There’s a long history of waking up astronauts with songs. Last year, NASA archivist Colin Fries listed every song played to astronauts in the space program he could find.
Turns out, Curiosity gets wakeup songs too. The Curiosity team answered questions on Reddit recently, and one user asked: “Does Curiosity get wake-up songs every morning like the other Mars rovers got? If so, what have some of the songs been so far?” Answer: “Yup! She tends to be less cranky with a good wakeup song.”
So far, the songs have been as follows.
Sol 2: “Good Morning Good Morning” Beatles, Sgt. Peppers Lonely Hearts Club
Sol 3: “Good morning, good morning” from Singing in the Rain.
Sol 5: Wagner “The ride of the valkyries” R10 Victory Song: Theme from Mission Impossible
Sol 6: “Got the Time” by Anthrax, and “Echelon” by 30 Seconds to Mars
Sol 7: The Doors – “Break on Through”, and George Harrison – “Got My Mind Set on You”
Sol 8: Theme from Star Wars by John Williams
Sol 9: “Wake Up Little Susie” by Simon and Garfunkel
Sol 10: Frank Sinatra “Come Fly with Me”

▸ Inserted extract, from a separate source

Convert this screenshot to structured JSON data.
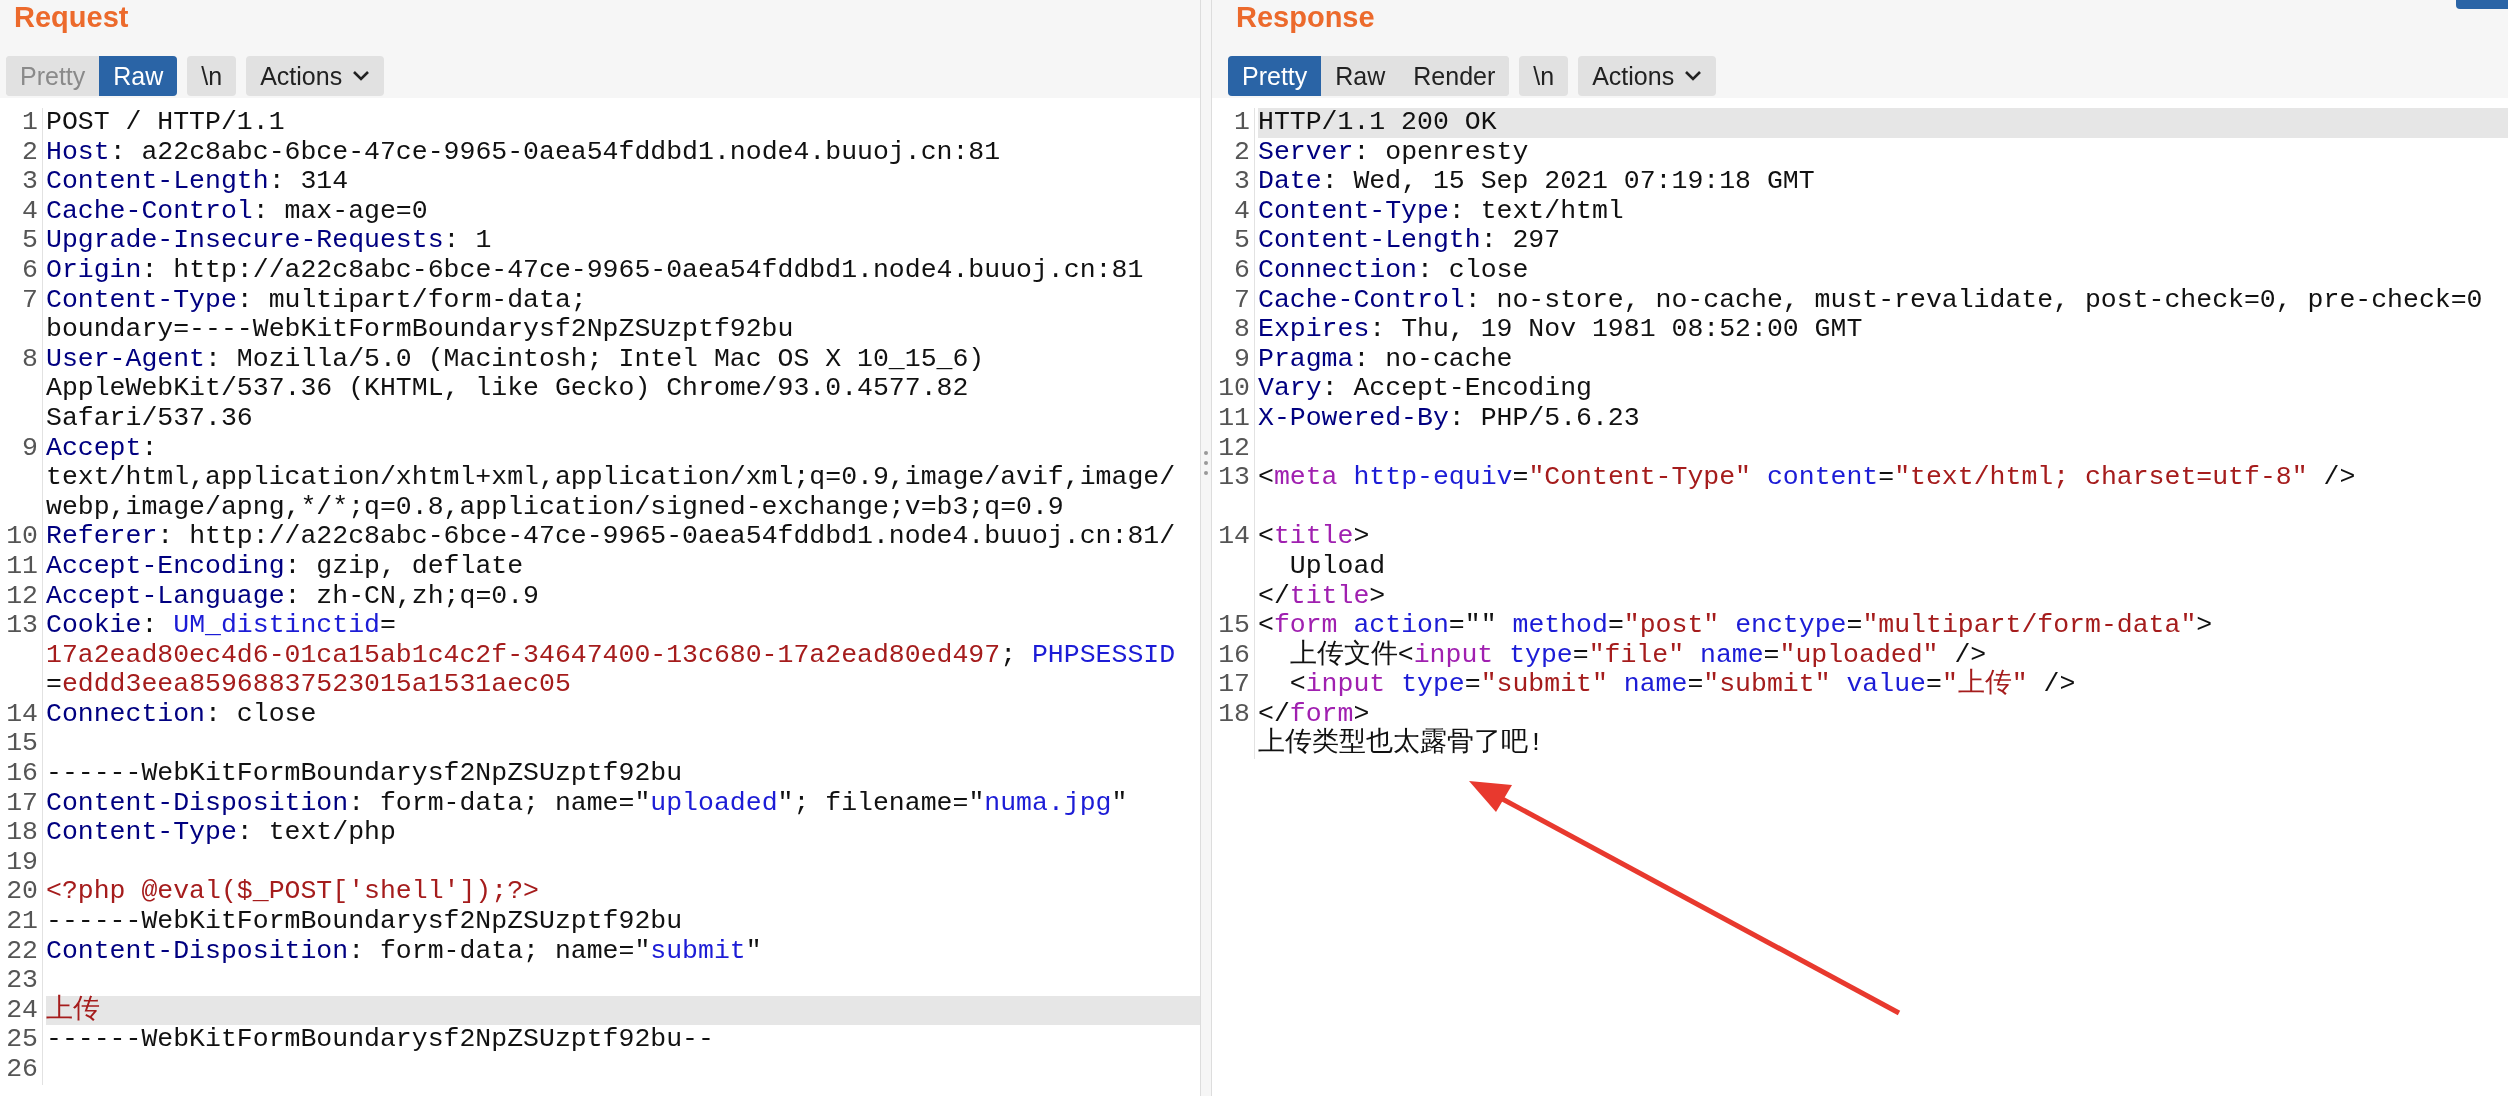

The “Sol” markers there indicate Martian days. Mars Rover Soundtrack, the site that listed the songs played to the Spirit rover that landed on the planet in 2004, explains:
The Mars rover engineering team works on Mars time. A martian day, also called a “sol”, is 40 minutes longer than an Earth day. Each martian morning as the rover wakes up they play a song related to the events of the upcoming sol. Occasionally a second or third song is played during the sol in addition to the wakeup song. This is a tradition from the manned space program. Unfortunately robotic probes are not yet capable of feeling inspiration from music, but Mission Control is.
Right, so Curiosity doesn’t have ears. And the engineers didn’t rig her with speakers to play our tunes to the aliens she meets. So the songs really ring through mission control.
Want to wake up like Curiosity? Here’s a playlist of all the songs so far. We’ll be adding to it as more come in. Unfortunately, when you wakeup, you’ll still be in your bed, and not on Mars. We can’t all be a Mars Rover.
More at Smithsonian.com:
Long Before Curiosity, Carl Sagan Had Something to Say to Kids About Mars